      In CCSDS File Delivery Protocol (CFDP), four acknowledged modes essentially have an identical protocol for initializing and closing a file delivery. In this protocol, the system occasionally run into a state in which Sender has closed the transaction and Receiver has not closed the transaction. In this paper, we point out the danger of such state being prolonged. Such a state can be prolonged due to link occultation, extremely long propagation delay, or implementation caused by common misinterpretation of the protocol specification. We provide two failure scenarios, which occur in such a state. Then, we discuss ways of preventing such failures.

      Law, Eugene; NAWCWD (International Foundation for Telemetering, 2001-10)

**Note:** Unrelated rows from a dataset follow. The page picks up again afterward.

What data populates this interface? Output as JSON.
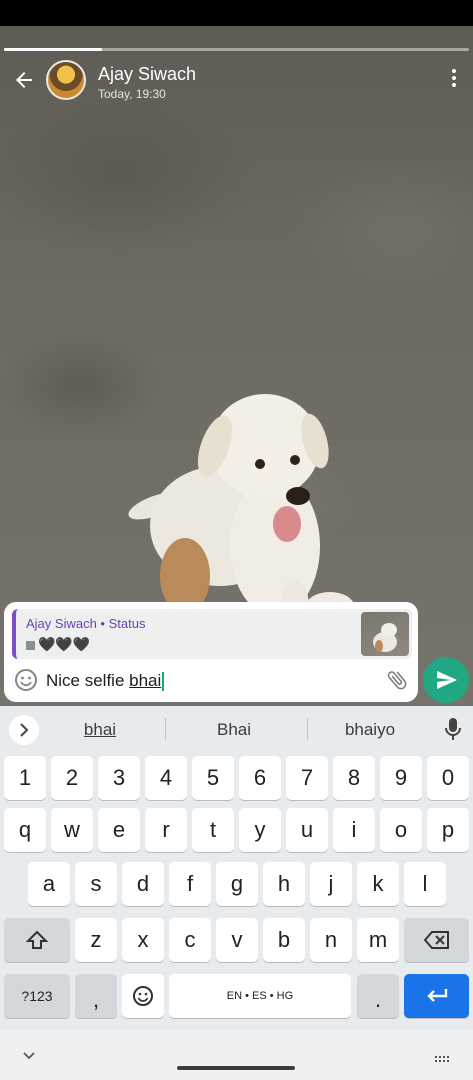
{
  "status": {
    "contact_name": "Ajay Siwach",
    "timestamp": "Today, 19:30",
    "progress_fraction": 0.21
  },
  "icons": {
    "back": "arrow-left-icon",
    "menu": "more-vertical-icon",
    "emoji": "smiley-icon",
    "attach": "paperclip-icon",
    "send": "send-icon",
    "mic": "microphone-icon"
  },
  "reply": {
    "title": "Ajay Siwach • Status",
    "hearts": "🖤🖤🖤"
  },
  "composer": {
    "text_prefix": "Nice selfie ",
    "text_word": "bhai"
  },
  "keyboard": {
    "suggestions": [
      "bhai",
      "Bhai",
      "bhaiyo"
    ],
    "numbers": [
      "1",
      "2",
      "3",
      "4",
      "5",
      "6",
      "7",
      "8",
      "9",
      "0"
    ],
    "row1": [
      "q",
      "w",
      "e",
      "r",
      "t",
      "y",
      "u",
      "i",
      "o",
      "p"
    ],
    "row2": [
      "a",
      "s",
      "d",
      "f",
      "g",
      "h",
      "j",
      "k",
      "l"
    ],
    "row3": [
      "z",
      "x",
      "c",
      "v",
      "b",
      "n",
      "m"
    ],
    "symbols_label": "?123",
    "comma": ",",
    "space_label": "EN • ES • HG",
    "period": "."
  },
  "colors": {
    "accent_green": "#1fa883",
    "reply_purple": "#6b3fb4",
    "enter_blue": "#1a73e8"
  }
}
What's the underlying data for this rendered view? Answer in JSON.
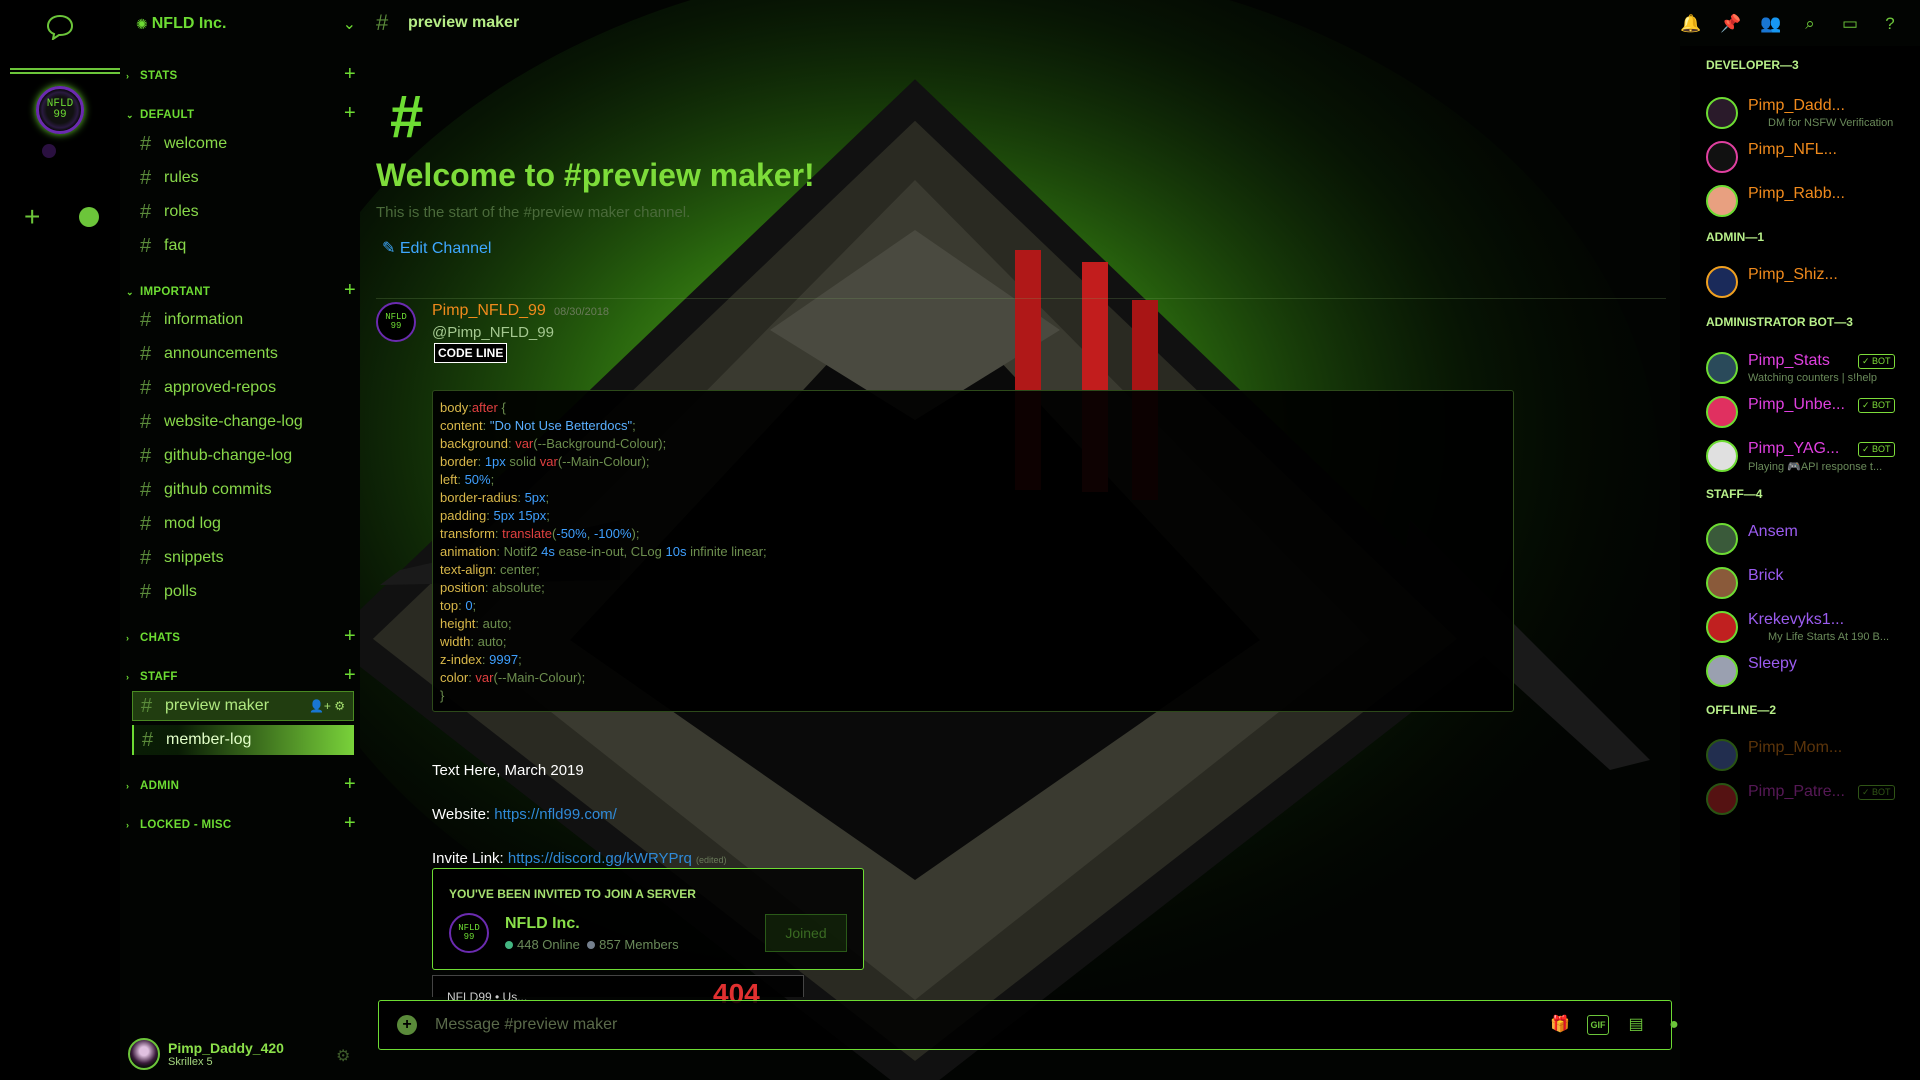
{
  "server": {
    "name": "NFLD Inc.",
    "icon_text": "NFLD\n99"
  },
  "categories": {
    "stats": "STATS",
    "default": "DEFAULT",
    "important": "IMPORTANT",
    "chats": "CHATS",
    "staff": "STAFF",
    "admin": "ADMIN",
    "locked": "LOCKED - MISC"
  },
  "channels": {
    "default": [
      "welcome",
      "rules",
      "roles",
      "faq"
    ],
    "important": [
      "information",
      "announcements",
      "approved-repos",
      "website-change-log",
      "github-change-log",
      "github commits",
      "mod log",
      "snippets",
      "polls"
    ],
    "staff": [
      "preview maker",
      "member-log"
    ]
  },
  "user": {
    "name": "Pimp_Daddy_420",
    "status": "Skrillex 5"
  },
  "header": {
    "channel": "preview maker"
  },
  "welcome": {
    "hash": "#",
    "title": "Welcome to #preview maker!",
    "subtitle": "This is the start of the #preview maker channel.",
    "edit": "Edit Channel"
  },
  "message": {
    "author": "Pimp_NFLD_99",
    "timestamp": "08/30/2018",
    "mention": "@Pimp_NFLD_99",
    "code_label": "CODE LINE",
    "text_line": "Text Here, March 2019",
    "website_label": "Website:",
    "website_url": "https://nfld99.com/",
    "invite_label": "Invite Link:",
    "invite_url": "https://discord.gg/kWRYPrq",
    "edited": "(edited)"
  },
  "invite": {
    "heading": "YOU'VE BEEN INVITED TO JOIN A SERVER",
    "name": "NFLD Inc.",
    "online": "448 Online",
    "members": "857 Members",
    "button": "Joined",
    "online_color": "#43b581",
    "members_color": "#747f8d"
  },
  "partial_embed": {
    "left": "NFLD99 • Us...",
    "right": "404"
  },
  "composer": {
    "placeholder": "Message #preview maker"
  },
  "member_list": {
    "groups": [
      {
        "title": "DEVELOPER—3",
        "members": [
          {
            "name": "Pimp_Dadd...",
            "activity": "DM for NSFW Verification",
            "bot": false,
            "color": "#f08a1c"
          },
          {
            "name": "Pimp_NFL...",
            "activity": "",
            "bot": false,
            "color": "#f08a1c"
          },
          {
            "name": "Pimp_Rabb...",
            "activity": "",
            "bot": false,
            "color": "#f08a1c"
          }
        ]
      },
      {
        "title": "ADMIN—1",
        "members": [
          {
            "name": "Pimp_Shiz...",
            "activity": "",
            "bot": false,
            "color": "#f08a1c"
          }
        ]
      },
      {
        "title": "ADMINISTRATOR BOT—3",
        "members": [
          {
            "name": "Pimp_Stats",
            "activity": "Watching counters | s!help",
            "bot": true,
            "color": "#e040e0"
          },
          {
            "name": "Pimp_Unbe...",
            "activity": "",
            "bot": true,
            "color": "#e040e0"
          },
          {
            "name": "Pimp_YAG...",
            "activity": "Playing 🎮API response t...",
            "bot": true,
            "color": "#e040e0"
          }
        ]
      },
      {
        "title": "STAFF—4",
        "members": [
          {
            "name": "Ansem",
            "activity": "",
            "bot": false,
            "color": "#9b5cf0"
          },
          {
            "name": "Brick",
            "activity": "",
            "bot": false,
            "color": "#9b5cf0"
          },
          {
            "name": "Krekevyks1...",
            "activity": "My Life Starts At 190 B...",
            "bot": false,
            "color": "#9b5cf0"
          },
          {
            "name": "Sleepy",
            "activity": "",
            "bot": false,
            "color": "#9b5cf0"
          }
        ]
      },
      {
        "title": "OFFLINE—2",
        "members": [
          {
            "name": "Pimp_Mom...",
            "activity": "",
            "bot": false,
            "color": "#f08a1c"
          },
          {
            "name": "Pimp_Patre...",
            "activity": "",
            "bot": true,
            "color": "#e040e0"
          }
        ]
      }
    ],
    "bot_tag": "✓ BOT"
  },
  "colors": {
    "accent": "#6ddc33",
    "author": "#f08a1c",
    "link": "#3ea8ff"
  }
}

      This paper will present measured data in an adjacent channel interference (ACI) environment for both filtered continuous phase frequency shift keying (CPFSK) and Feher’s patented quadrature phase shift keying (FQPSK-B) [1]. The quantity measured was bit error probability (BEP) versus signal energy per bit to noise power spectral density ratio (E(b)/N(o)). The interferers were either CPFSK or FQPSK-B signals. The results presented in this paper will be for bit rates of 5 Mb/s, one interferer 20 dB larger than desired signal, various channel spacings, and two different telemetry receivers. The ACI test effort will collect data sets at several bit rates and with one and two interferers. The results will be useful to system designers and range operators as they attempt to maximize the number of Mb/s that can be simultaneously transmitted in the telemetry bands.

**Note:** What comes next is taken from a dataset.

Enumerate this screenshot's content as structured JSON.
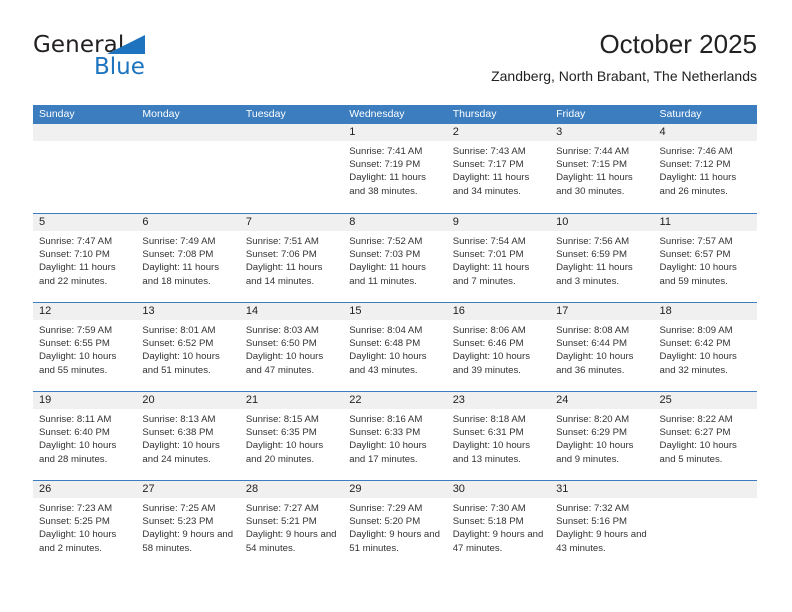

    • Common-Event Network Test-Instrumentation System (CENTS) Program Status Review

      Berard, Alfredo; Boolos, Tim; Klein, Lorin D.; TW/TSI; TRW (International Foundation for Telemetering, 2001-10)
      The CENTS Program is a Central Test and Evaluation Investment Program (CTEIP) effort conducted by the 46th Test Wing at Eglin Air Force Base, Florida. This project uses advanced internetworking technology to collect data unobtrusively from multiple Line Replaceable Units (LRU's) within an aircraft without the expense of running new wiring. The data is transported to a master network controller using the existing aircraft powerlines at a raw data rate of over 10 Mbits/s. Sensors are integrated into the shells of the LRU's data bus connectors to minimize the number of aircraft modifications required for a test. CENTS began in January 2000 as an OSD CTEIP Sponsored Test Technology Development and Demonstration (TTD&D) project and is currently in Phase 2 of the effort. Phase 1 saw the successful demonstration of the use of MIL-STD-704 power busses to establish a virtual network for data transport. This paper reviews the current status and past achievements of the CENTS TTD&D program as well as describing some immediate potential pay- offs for the Test and Evaluation community in the near-term.